Java includes a well designed collection of stream classes and interfaces that make up most of the package.

What is a stream?
In every computer program, there is exchange of data between two or more sources. Streams were created to abstract the concept of exchanging information between various devices and provide a consistent interface for programmers to interact with different sources of I/O in their programs. The basic idea of a stream is that the data enters in one end of a data channel in a particular sequence and comes out on the other end in the same sequence. Thus, streams are ordered sequences of data, which have:
  1. A source (input stream) and
  2. A destination (output stream)
File I/O in Java 
In Java, there are three streams, which are called the standard I/O streams. Besides standard I/O, Java includes a well-designed collection of stream classes and interfaces that make up most of the package. The package can be further subdivided into classes based on the data they operate on. Based on the type of the data, classes can operate on character data or the byte data.
  1. A character stream manages 16-bit Unicode characters.
  2. A byte stream manages 8-bit bytes of raw binary data. Thus, it can be used to read and write binary data such as sounds and images.
The InputStream and OutputStream classes and all their descendants represent byte streams and the Reader and Writer classes and all their descendants represent character streams.

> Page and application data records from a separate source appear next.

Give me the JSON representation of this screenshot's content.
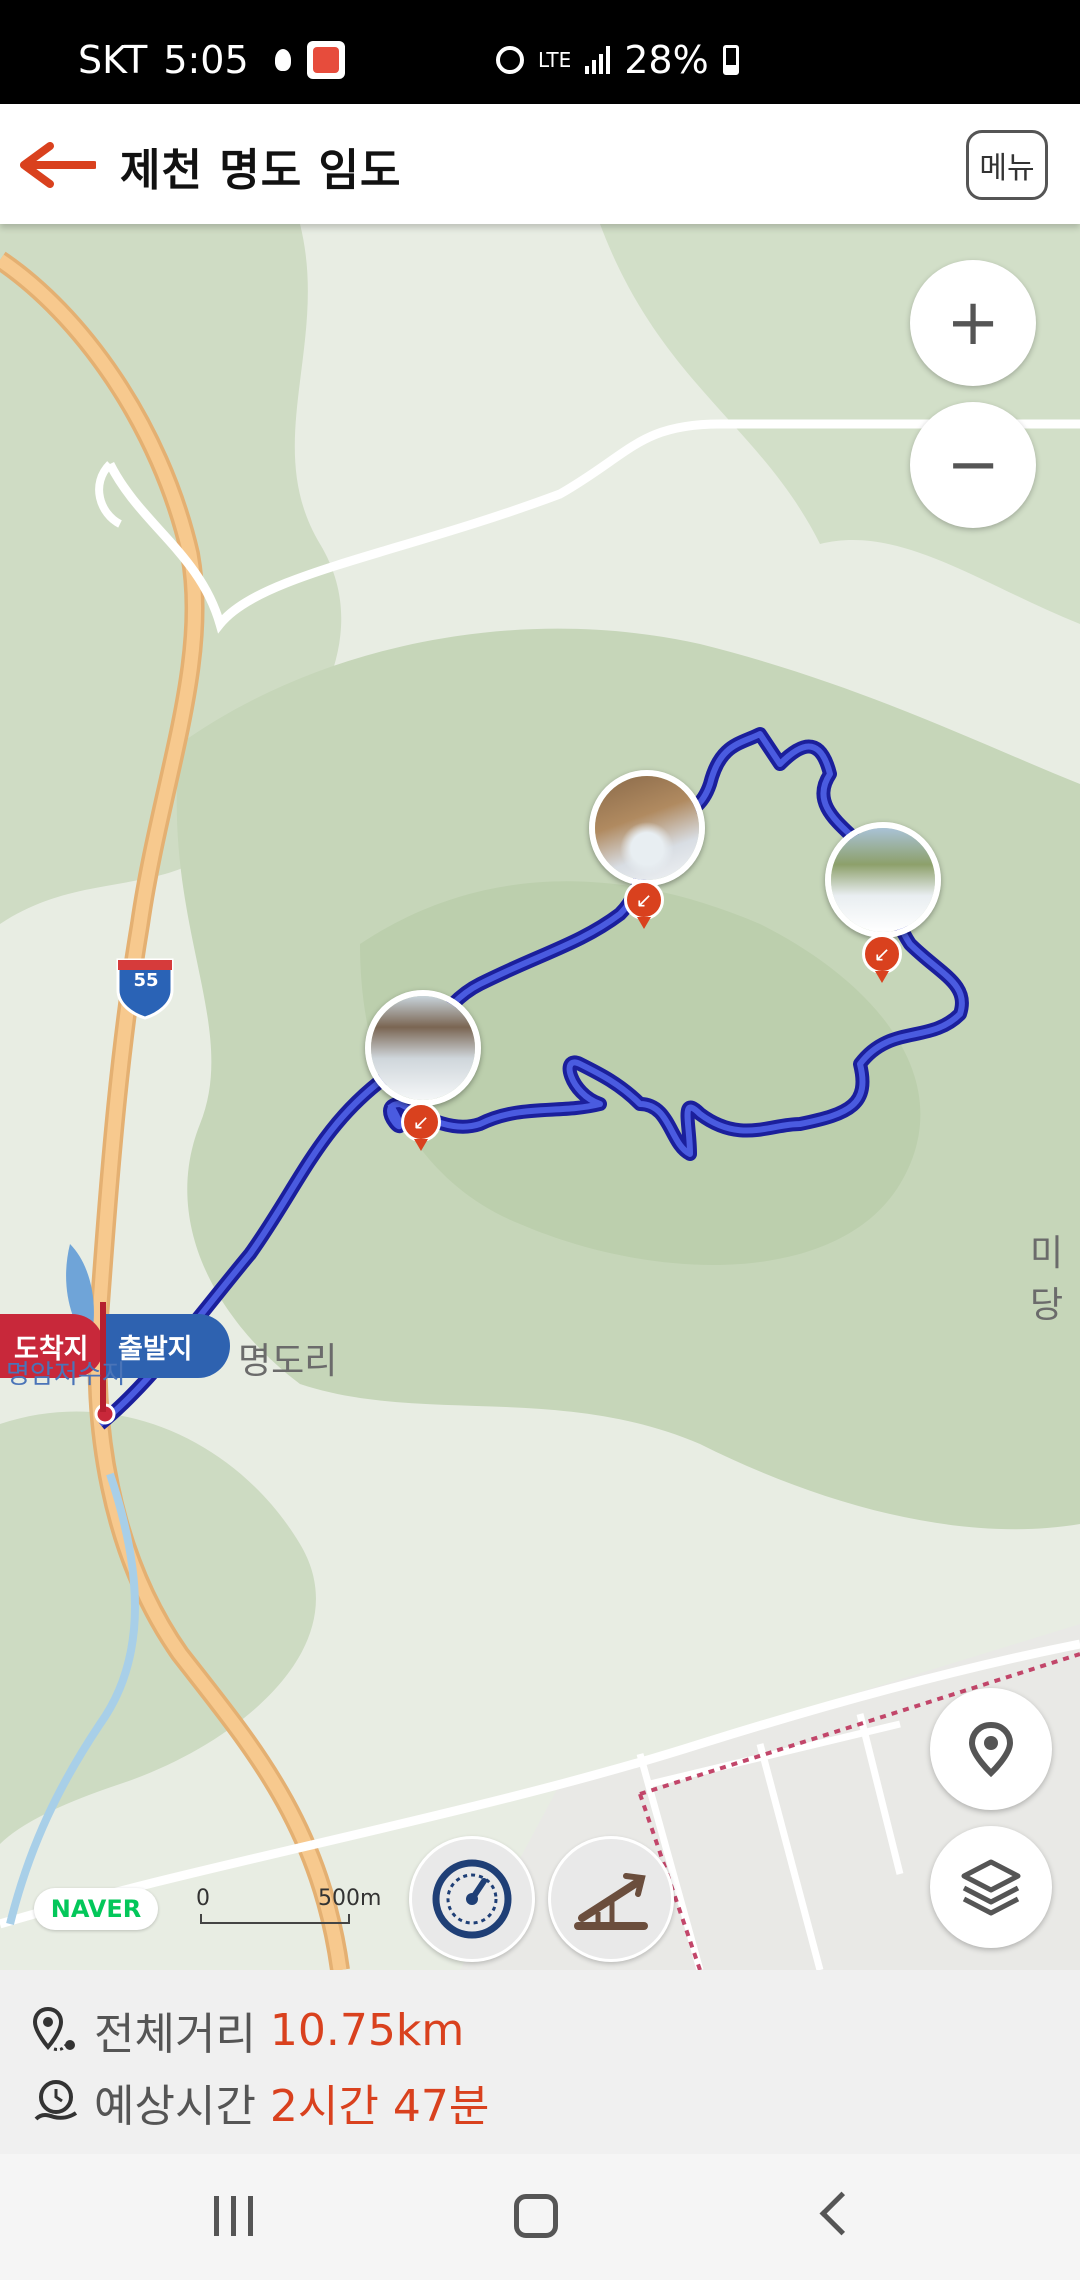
{
  "status_bar": {
    "carrier": "SKT",
    "time": "5:05",
    "network": "LTE",
    "battery": "28%"
  },
  "header": {
    "title": "제천 명도 임도",
    "menu_label": "메뉴",
    "back_icon": "back-arrow-icon"
  },
  "map": {
    "zoom_in": "+",
    "zoom_out": "−",
    "highway_number": "55",
    "flag_arrive": "도착지",
    "flag_start": "출발지",
    "place_village": "명도리",
    "place_reservoir": "명암저수지",
    "place_edge": "미당",
    "provider": "NAVER",
    "scale_start": "0",
    "scale_end": "500m",
    "route_color": "#2b2fc9",
    "pin_color": "#d9411e"
  },
  "info": {
    "distance_label": "전체거리",
    "distance_value": "10.75km",
    "time_label": "예상시간",
    "time_value": "2시간 47분"
  }
}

In Java, most input-output methods can trigger an IOException (like reaching the end-of-file, file not found etc.). Such exceptions must be caught, for the proper processing of the program. These exceptions can be caught, by either using try-catch block, or the enclosing method can be flagged.